### [EXERCISE]
Could you return each line below without altering a word?

### [DATASET CONTENT]
- - - -

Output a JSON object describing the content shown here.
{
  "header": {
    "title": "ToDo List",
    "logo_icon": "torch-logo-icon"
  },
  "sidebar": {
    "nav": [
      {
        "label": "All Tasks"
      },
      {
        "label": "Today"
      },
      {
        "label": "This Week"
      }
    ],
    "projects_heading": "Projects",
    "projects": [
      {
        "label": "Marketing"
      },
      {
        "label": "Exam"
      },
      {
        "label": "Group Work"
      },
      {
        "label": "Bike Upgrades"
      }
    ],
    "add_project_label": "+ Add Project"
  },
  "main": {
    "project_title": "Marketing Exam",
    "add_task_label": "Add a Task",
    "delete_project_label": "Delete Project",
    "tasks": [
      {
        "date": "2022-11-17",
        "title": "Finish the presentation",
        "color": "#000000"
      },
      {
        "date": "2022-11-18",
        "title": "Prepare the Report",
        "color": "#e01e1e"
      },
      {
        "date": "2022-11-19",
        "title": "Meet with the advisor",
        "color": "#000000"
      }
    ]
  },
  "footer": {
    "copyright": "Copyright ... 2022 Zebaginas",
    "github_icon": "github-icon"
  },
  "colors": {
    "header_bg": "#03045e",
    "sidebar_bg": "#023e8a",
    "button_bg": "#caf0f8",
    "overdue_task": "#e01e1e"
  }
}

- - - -

### [WRITTEN ANSWER]
Output a JSON object describing the content shown here.
{
  "header": {
    "title": "ToDo List",
    "logo_icon": "torch-logo-icon"
  },
  "sidebar": {
    "nav": [
      {
        "label": "All Tasks"
      },
      {
        "label": "Today"
      },
      {
        "label": "This Week"
      }
    ],
    "projects_heading": "Projects",
    "projects": [
      {
        "label": "Marketing"
      },
      {
        "label": "Exam"
      },
      {
        "label": "Group Work"
      },
      {
        "label": "Bike Upgrades"
      }
    ],
    "add_project_label": "+ Add Project"
  },
  "main": {
    "project_title": "Marketing Exam",
    "add_task_label": "Add a Task",
    "delete_project_label": "Delete Project",
    "tasks": [
      {
        "date": "2022-11-17",
        "title": "Finish the presentation",
        "color": "#000000"
      },
      {
        "date": "2022-11-18",
        "title": "Prepare the Report",
        "color": "#e01e1e"
      },
      {
        "date": "2022-11-19",
        "title": "Meet with the advisor",
        "color": "#000000"
      }
    ]
  },
  "footer": {
    "copyright": "Copyright ... 2022 Zebaginas",
    "github_icon": "github-icon"
  },
  "colors": {
    "header_bg": "#03045e",
    "sidebar_bg": "#023e8a",
    "button_bg": "#caf0f8",
    "overdue_task": "#e01e1e"
  }
}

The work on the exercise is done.